The mainline churches are facing their own crisis involving declining membership (especially among younger generations), clergy shortages, and deep polarization over issues such as human sexuality. The very churches that had sought to be relevant to the modern world (each in its own way) had become irrelevant to and ill-equipped for the postmodern world.

Overshadowing the sense of crisis, however, has been a contagious sense of opportunity—a belief that the time is right for churches to reshape themselves as thoroughly missional communities. Doing this will require moving beyond the sterile polarities that have defined the church in the modern era: liberal vs. conservative, traditional vs. contemporary, reason vs. experience, faith vs. science, megachurch vs. maintenance church.
[read the article]
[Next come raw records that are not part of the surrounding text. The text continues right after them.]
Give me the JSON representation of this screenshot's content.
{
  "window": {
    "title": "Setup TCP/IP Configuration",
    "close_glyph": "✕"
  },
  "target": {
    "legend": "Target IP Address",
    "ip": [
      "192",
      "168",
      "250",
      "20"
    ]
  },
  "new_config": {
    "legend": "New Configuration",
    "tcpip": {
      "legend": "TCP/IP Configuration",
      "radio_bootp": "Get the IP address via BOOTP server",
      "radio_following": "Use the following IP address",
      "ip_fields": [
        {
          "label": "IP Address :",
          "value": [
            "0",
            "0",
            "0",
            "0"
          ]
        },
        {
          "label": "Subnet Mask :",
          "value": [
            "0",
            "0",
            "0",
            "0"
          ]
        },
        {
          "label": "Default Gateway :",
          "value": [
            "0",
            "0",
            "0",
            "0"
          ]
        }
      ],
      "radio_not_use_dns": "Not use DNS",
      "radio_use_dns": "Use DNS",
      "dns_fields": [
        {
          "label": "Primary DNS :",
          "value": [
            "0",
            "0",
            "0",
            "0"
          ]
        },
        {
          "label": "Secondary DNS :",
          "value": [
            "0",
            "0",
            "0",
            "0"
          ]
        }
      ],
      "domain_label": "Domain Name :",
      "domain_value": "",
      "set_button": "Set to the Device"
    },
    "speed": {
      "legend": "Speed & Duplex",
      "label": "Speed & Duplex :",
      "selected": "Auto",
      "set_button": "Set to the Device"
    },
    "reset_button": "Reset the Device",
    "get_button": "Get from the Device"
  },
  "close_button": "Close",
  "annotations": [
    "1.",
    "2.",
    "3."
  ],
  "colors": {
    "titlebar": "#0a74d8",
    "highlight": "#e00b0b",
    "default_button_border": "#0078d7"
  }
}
Monday, December 06, 2004


I don’t fly as much as I use to but when I was a missionary to the Ukraine I spent more than a few hours in airports waiting for the next leg of my journey.

Are you a frequent flyer—a missionary, a business traveler? If so you've probably heard that dreaded announcement— Attention, passengers! Due to the snowstorm all flights have been cancelled until further notice.

The Budget Traveler’s Guide to Sleeping in Airports

Thursday, December 02, 2004


A failure to lament is a failure to connect. If we refuse to learn lamentations, our lives fragment into episodes and anecdotes, a succession of jerky starts and gossipy cul-de-sacs, But we’re in a story in which everything eventually comes together, a narrative in which all the puzzling parts finally fit, about which years later we exclaim, “Oh, so that’s what it meant!” But being in a story means that we mustn’t attempt to get ahead of the plot—skip the hard parts, erase the painful arts, detour the disappointments. Lament—making the most of our loss without getting bogged down in it—is a primary way of staying in the story. God is telling the story, remember. It’s a large, capacious story. He doesn’t look kindly on our editorial deletions. But he delights in our poetry.
from Earthly Spirituality for Everyday Christians…Eugene Peterson

The Passion of Church vs. The Passion of Christ

taken from the Daily Nation; Kenya, East Africa